Box Configuration (optional)

  • Follow the instructions of the Box guide on how to use Box Platform for custom app development found at https://developer.box.com/docs/getting-started-box-platform
  • You will need a Box developer account (sign up). You will need to enable Two-Factor Authentication on your account.
  • After logging in, create a new box app of type Partner Integration
  • Open your newly created app Configuration page:
    • At Authentication Method, change from Standard OAuth 2.0 (User Authentication) to OAuth 2.0 with JWT (Server Authentication). Click Save Changes.
    • At Application Access select Enterprise
    • At Advanced Features enable Generate User Access Tokens (this will enable the Manage Users at the previous Application Scopes section)
    • Save Changes
    • Copy your application Client ID
    • At Add and Manage Public Keys, click Generate a Public/Private Keypair: this will download a JSON file you must upload at the manager settings page.
  • Go to the Box app General page to copy your account User ID to the Bot configuration page
  • Back to the Bot Box configuration page, fill in your Box User ID (copied from the app General page), your application Client ID, your Box User Account (email address), and upload your JSON file.
  • You must grant access to your application in Enterprise Admin Console

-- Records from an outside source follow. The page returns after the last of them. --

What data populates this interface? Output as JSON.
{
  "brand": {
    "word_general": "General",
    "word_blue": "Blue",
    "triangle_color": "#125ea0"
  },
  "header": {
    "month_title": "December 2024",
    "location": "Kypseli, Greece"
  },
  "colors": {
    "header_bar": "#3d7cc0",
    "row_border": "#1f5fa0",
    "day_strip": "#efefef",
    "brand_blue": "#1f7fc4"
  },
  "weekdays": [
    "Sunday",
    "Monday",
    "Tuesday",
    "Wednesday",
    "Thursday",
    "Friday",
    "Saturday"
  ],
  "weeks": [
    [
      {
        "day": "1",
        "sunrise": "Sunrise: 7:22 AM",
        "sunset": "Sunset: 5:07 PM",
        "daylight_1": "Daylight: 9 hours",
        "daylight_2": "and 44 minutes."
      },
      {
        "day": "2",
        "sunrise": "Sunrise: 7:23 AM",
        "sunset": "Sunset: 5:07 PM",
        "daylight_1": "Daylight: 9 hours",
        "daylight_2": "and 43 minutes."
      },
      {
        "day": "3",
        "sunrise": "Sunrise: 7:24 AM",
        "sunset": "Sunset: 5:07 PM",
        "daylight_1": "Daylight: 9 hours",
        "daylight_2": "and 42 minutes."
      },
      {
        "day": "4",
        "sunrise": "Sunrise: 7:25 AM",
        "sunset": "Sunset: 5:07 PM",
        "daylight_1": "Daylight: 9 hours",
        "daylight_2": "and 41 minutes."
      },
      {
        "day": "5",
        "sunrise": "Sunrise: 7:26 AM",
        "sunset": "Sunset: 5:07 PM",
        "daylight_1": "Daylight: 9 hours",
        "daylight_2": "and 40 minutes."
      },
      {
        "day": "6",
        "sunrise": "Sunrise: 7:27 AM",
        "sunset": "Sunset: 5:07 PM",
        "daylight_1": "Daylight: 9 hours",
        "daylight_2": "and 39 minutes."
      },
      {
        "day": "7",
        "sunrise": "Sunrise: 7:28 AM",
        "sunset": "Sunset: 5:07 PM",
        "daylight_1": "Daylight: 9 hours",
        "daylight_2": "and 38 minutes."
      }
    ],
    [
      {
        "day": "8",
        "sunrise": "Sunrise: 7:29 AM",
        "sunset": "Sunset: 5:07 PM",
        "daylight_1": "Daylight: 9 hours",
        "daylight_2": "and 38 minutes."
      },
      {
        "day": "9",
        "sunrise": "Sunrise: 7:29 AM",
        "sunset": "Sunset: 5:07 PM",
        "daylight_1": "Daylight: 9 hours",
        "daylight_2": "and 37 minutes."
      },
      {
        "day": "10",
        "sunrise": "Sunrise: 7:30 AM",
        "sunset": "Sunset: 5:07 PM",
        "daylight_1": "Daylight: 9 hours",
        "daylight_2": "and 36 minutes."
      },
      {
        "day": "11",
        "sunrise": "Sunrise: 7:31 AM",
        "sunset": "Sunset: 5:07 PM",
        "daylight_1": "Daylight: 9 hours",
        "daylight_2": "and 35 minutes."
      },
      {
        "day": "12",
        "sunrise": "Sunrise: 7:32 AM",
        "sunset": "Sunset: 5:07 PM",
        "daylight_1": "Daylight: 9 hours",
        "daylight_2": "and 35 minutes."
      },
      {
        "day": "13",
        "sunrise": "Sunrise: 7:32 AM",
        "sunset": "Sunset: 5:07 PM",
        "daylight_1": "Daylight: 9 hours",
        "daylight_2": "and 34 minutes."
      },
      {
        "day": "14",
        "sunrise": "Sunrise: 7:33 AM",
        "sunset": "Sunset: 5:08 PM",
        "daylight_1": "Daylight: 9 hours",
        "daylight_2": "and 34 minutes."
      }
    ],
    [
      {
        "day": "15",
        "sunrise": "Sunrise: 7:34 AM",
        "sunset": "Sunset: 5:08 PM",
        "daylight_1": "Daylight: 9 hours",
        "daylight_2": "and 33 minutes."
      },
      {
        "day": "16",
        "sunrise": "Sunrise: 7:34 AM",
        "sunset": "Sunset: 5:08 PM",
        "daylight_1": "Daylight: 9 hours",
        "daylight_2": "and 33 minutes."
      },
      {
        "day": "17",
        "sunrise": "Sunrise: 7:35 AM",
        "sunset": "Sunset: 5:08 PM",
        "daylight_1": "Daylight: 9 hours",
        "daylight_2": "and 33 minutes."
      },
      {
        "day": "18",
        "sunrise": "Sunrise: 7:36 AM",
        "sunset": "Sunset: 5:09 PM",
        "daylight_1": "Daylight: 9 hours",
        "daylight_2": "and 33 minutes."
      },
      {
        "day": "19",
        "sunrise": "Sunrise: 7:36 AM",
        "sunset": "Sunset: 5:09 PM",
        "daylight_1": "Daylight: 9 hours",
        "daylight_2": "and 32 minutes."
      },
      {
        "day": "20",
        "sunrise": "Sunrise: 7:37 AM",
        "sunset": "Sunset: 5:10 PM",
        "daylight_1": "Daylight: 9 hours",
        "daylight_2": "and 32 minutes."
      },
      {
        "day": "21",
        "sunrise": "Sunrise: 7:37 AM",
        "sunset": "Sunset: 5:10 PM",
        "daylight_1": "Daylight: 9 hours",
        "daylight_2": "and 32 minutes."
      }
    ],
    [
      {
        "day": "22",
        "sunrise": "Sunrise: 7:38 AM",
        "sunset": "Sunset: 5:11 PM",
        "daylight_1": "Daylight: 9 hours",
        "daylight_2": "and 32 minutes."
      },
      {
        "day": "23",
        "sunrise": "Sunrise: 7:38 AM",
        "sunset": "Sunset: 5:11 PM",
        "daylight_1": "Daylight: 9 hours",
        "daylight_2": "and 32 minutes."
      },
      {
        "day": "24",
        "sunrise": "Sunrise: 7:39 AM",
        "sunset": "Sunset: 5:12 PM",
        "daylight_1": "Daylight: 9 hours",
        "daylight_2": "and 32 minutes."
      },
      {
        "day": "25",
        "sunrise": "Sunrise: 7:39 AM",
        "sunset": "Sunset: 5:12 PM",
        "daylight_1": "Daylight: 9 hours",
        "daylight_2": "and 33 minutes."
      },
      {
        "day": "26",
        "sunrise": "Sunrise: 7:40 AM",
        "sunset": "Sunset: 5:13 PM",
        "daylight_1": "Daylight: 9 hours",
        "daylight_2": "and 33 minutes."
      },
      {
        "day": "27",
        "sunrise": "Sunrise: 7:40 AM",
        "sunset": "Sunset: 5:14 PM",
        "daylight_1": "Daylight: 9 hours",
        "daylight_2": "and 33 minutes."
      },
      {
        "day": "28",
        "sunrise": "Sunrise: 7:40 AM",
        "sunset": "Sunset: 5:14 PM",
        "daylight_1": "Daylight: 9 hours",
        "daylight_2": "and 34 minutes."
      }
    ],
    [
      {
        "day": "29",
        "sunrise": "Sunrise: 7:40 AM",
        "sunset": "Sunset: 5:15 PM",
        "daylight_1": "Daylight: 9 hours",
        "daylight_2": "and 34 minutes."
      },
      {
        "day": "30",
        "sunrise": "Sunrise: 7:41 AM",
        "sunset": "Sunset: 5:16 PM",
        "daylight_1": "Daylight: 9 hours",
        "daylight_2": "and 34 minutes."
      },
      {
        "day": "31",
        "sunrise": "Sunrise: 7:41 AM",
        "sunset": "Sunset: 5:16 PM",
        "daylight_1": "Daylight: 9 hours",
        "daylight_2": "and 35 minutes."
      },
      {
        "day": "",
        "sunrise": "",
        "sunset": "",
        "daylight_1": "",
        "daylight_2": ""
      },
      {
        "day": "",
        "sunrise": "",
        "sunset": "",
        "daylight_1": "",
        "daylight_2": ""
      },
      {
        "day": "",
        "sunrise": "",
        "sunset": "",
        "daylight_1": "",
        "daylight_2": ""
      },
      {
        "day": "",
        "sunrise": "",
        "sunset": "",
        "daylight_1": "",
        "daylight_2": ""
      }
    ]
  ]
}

Launching the Server

Run on local machine in development mode

  • Before the first run you will need to do a npm run cleanAndSetupDatabase that will setup your database with the required fixtures
  • npm run dev will start the development server
  • You can now access http://localhost:3000 and log in using your Cisco Spark credentials

Run on local machine in production mode

  • npm build will build the project
  • npm start will start the project
  • You can now access http://localhost:8080 and log in using your Cisco Spark credentials

Bot configuration

  • After logging in, access the settings page and add a new bot configuration
  • Fill in the fields and hit the Save bot button

Running on Docker

Database

  • Create a container based on postgres (use --detach or -d to run in background):
    docker run --name cisco-onboarding-database -e POSTGRES_PASSWORD=mysecretpassword postgres
    This image includes EXPOSE 5432 (the postgres port), so standard container linking will make it automatically available to the linked containers. The default postgres user and database are created in the entrypoint with initdb.
  • To attach (if running in background): docker attach cisco-onboarding-database (Ctrl P + Q to detach)
  • Connect via psql to create the user and the database:

docker run -it --rm --link cisco-onboarding-database:postgres postgres psql -h postgres -U postgres

CREATE ROLE yourdatabaseuser WITH LOGIN PASSWORD 'yourdatabasepassword' CREATEDB; -- (gives Create DB permission)
\du
CREATE DATABASE yourdatabasename;
GRANT ALL PRIVILEGES ON DATABASE yourdatabasename TO yourdatabaseuser;
\list -- (list databases)
\c yourdatabasename -- (use this database)
\d -- (list of relations)

The project

  • There is a Dockerfile provided
  • Build the image
    docker build -t img-cisco-onboarding:latest -f docker/prod/Dockerfile .
  • Create a container based on that image:

Using the database on another Docker:

docker run \
--name cisco-onboarding \
--link cisco-onboarding-database:postgres \
-p 8080:8080 \
-e db_host=cisco-onboarding-database \
-e db_port=5432 \
-e db_user=yourdatabaseuser \
-e db_pass=yourdatabasepassword \
-e db_db=yourdatabasename \
-e PUBLIC_ADDRESS=http://localhost:3000 \
img-cisco-onboarding

Using the database on the host:

docker run \
--name cisco-onboarding \
--network=host \
-p 8080:8080 \
-e db_user=yourdatabaseuser \
-e db_host=localhost \
-e db_port=5432 \
-e db_pass=yourdatabasepassword \
-e db_db=yourdatabasename \
-e PUBLIC_ADDRESS=http://localhost:3000 \
img-cisco-onboarding

--network=host — to use the host network and be able to connect to the localhost (host) database
-p 8080:8080 — to expose container port (hostPort:containerPort)
-e … — environment variables

  • If you need to reset the database:
    docker exec cisco-onboarding npm run cleanAndSetupDatabase

  • To run an interactive shell:
    docker exec -it cisco-onboarding bash

  • To restart the container, if needed (docker ps to see running instances):
    docker stop cisco-onboarding
    docker start --attach cisco-onboarding